**WORK REQUIRED:** Every line below that holds "JSON" must be copied.

Items from an interface collection:
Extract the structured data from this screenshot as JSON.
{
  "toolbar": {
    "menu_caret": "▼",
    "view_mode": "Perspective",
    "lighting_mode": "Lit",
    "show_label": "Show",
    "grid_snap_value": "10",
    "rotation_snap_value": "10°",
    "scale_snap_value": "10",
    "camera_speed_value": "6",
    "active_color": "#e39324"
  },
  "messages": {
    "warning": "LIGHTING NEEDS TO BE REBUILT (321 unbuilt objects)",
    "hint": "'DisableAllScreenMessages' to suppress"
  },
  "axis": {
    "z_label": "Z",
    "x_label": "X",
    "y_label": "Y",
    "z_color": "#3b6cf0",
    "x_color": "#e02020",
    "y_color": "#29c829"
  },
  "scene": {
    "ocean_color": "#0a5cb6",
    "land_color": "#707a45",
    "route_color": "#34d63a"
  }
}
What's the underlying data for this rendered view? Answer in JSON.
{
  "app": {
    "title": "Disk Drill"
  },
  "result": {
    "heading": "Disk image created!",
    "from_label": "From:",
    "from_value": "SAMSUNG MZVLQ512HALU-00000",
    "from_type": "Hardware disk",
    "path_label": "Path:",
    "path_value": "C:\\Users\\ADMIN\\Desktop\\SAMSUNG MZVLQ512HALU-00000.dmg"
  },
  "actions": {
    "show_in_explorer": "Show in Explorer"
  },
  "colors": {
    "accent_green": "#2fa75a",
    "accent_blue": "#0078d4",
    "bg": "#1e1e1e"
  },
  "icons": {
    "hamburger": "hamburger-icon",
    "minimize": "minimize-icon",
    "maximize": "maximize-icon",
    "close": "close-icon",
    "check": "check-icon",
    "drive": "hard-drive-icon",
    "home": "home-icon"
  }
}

**FINAL ANSWER:**
Extract the structured data from this screenshot as JSON.
What's the underlying data for this rendered view? Answer in JSON.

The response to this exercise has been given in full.